Spain has several hundred soldiers in Iraq providing training to local forces in the fight against Isis, but they are not involved in ground operations.
Senior police officials said Thursday’s van attack was linked to an explosion at a nearby home the previous day in which one person was killed. Residents of the house were preparing explosives, a Catalan police source said
Local police also said a man later ran over two police officers at a checkpoint elsewhere in the city, but it was not clear if the incidents were linked. The AAP news agency has said police have confirmed the two events were unconnected.
Security sources told El Pais that Oukabir had recently visited Morocco and arrived back in Barcelona earlier this week.
The horrifying attack took place at around 5pm local time, when the vehicle careered into terrified pedestrians in the busy tree-lined promenade in Las Ramblas, one of the most popular parts of the city, visited by tourists and locals alike.
Police said that neither of the two men arrested had driven the van, though they were involved in some capacity.
Pictures from the scene showed police helping people injured in what was described as a ‘massive crash’.

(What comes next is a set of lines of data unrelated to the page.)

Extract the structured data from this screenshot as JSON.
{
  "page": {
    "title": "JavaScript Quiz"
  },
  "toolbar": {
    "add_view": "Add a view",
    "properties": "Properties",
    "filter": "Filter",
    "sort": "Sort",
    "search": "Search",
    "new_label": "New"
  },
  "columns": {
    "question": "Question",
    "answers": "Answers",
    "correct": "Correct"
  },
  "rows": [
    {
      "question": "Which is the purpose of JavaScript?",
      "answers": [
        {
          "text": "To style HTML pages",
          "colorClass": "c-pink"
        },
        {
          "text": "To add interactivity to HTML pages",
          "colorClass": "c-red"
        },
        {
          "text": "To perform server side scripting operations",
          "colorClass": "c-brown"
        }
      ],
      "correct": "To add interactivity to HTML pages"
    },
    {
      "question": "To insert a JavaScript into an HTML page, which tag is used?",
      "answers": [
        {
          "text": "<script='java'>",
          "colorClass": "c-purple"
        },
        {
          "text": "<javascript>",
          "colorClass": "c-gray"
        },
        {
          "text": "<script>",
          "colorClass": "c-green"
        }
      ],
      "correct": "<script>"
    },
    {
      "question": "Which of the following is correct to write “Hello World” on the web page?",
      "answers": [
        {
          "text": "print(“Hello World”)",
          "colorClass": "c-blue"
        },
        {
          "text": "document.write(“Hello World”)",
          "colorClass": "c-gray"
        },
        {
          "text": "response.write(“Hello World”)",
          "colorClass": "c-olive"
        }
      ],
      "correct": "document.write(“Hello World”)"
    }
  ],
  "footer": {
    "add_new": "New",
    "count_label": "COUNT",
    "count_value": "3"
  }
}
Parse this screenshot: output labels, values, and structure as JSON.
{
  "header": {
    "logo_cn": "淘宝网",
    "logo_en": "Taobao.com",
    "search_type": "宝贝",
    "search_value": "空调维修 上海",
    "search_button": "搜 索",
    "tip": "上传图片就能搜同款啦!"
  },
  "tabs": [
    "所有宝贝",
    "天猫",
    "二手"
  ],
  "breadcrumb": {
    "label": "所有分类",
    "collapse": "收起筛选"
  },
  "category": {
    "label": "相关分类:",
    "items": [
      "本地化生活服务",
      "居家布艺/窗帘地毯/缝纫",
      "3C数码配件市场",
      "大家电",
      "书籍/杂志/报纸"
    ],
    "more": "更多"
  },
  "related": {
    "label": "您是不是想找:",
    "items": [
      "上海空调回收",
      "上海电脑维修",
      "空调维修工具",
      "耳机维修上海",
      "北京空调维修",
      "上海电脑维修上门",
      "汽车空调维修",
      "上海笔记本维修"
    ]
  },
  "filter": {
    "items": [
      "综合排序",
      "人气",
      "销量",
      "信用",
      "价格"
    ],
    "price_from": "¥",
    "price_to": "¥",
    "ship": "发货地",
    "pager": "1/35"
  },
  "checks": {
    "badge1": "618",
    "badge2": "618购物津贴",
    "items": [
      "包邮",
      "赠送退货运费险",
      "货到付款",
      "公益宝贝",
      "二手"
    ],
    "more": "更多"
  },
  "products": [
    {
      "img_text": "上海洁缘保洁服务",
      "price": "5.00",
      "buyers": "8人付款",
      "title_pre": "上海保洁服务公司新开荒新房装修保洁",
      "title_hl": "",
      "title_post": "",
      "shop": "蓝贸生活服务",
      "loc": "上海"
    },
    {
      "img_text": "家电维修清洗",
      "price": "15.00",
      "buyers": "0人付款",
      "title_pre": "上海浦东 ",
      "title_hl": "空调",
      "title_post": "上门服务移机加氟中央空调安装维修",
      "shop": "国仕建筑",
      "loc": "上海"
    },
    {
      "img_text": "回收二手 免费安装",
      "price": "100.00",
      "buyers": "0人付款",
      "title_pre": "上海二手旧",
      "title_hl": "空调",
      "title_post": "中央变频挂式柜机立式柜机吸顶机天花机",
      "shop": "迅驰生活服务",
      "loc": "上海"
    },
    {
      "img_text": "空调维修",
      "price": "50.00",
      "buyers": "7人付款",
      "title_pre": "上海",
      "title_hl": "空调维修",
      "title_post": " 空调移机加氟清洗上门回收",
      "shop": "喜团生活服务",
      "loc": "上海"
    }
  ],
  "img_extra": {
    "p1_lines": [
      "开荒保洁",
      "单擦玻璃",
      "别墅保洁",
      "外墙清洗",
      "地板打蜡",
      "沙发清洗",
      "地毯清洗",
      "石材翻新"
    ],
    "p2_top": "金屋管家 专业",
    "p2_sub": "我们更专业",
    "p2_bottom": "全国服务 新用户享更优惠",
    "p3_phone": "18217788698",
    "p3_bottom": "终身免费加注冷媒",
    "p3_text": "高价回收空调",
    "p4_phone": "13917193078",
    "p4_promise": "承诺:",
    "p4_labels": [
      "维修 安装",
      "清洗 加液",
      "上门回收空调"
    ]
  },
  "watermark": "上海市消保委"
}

Harrowing images and video showed numerous bodies strewn across the pavement.
Earlier reports said up to two armed men had fled to a restaurant and taken hostages, but police have since confirmed no suspects are holed up in nearby buildings.
U.S. President Donald Trump said: “The United States condemns the terror attack in Barcelona, Spain, and will do whatever is necessary to help.”
He added: “Be tough & strong, we love you!”
Reports say that a Spanish passport of a man with a Moroccan name was found inside the van.
The area was cordoned off and local metro stations closed, with many people taking shelter in local shops and cafes. Shop owners are thought to have invited passers-by into their premises and then put up shutters to keep those inside safe.
As police continued the hunt, they asked people not to post images or video on social media.
Steve Garrett was in a nearby market and sheltered in a bakery with several others after streams of people ran inside.
One member of the group who took refuge with him said she had heard gunshots after the incident.
Mr Garrett told the BBC: “A very large number of people ran into the market area in a big kind of way, lots of screaming, lots of shouting.
“The security guards immediately responded. We ran into the bakery with four or five other people and ran straight upstairs and hunkered down whilst an enormous wave of people went through the market.
“The lady that was with us said she heard some gunshots.”
Mr Garrett said a “second wave” of people then entered the market, followed by armed police.
He said: “They seemed to sweep through the market area.
“They seemed to be looking for someone. They were going very carefully, very cautiously, stall to stall.”
Eyewitness Ethan Spibey told Sky News: ‘It was real chaos, people started running, screaming. There was a loud bang.’
Another witness, Aamer Anwar, said: “All of a sudden, I just sort of heard a crashing noise and the whole street just started to run, screaming. I saw a woman right next to me screaming for her kids.
“Police were very, very quickly there, police officers with guns, batons, everywhere. Then the whole street started getting pushed back.”
Tom Gueller, who lives on a road adjoining the site of the attack, was forced to flee when the vehicle began hitting pedestrians.
He told the BBC: “I heard screams and a bit of a crash and then I just saw the crowd parting and this van going full pelt down the middle of the Ramblas, and I immediately knew that it was a terrorist attack or something like that.
“I ran away, I mean I live near, I had to run back about 50 metres or so and go up to my flat and obviously see what’s happening on the road from my balcony.”
Asked about the van, he said: “It wasn’t slowing down at all. It was just going straight through the middle of the crowds in the middle of the Ramblas.”
In recent weeks, threatening graffiti against tourists has appeared in Barcelona, which draws at least 11 million visitors a year.
In one video released under the slogan “tourism kills neighbourhoods”, several hooded individuals stopped a tourist bus in Barcelona, slashed the tyres and spray-painted the windscreen.
Since July 2016 a number of vehicles have been driven into crowds in a series of attacks across Europe, killing well over 100 people in Nice, Berlin, London and Stockholm.
Las Ramblas is a popular shopping street in the centre of Barcelona and one of the city’s most popular tourist destinations.
London Mayor Sadiq Khan said that his thoughts were with the victims of the attack.
Prime Minister Theresa May said her thoughts are with the victims of the “terrible attack”, adding: “The UK stands with Spain against terror.”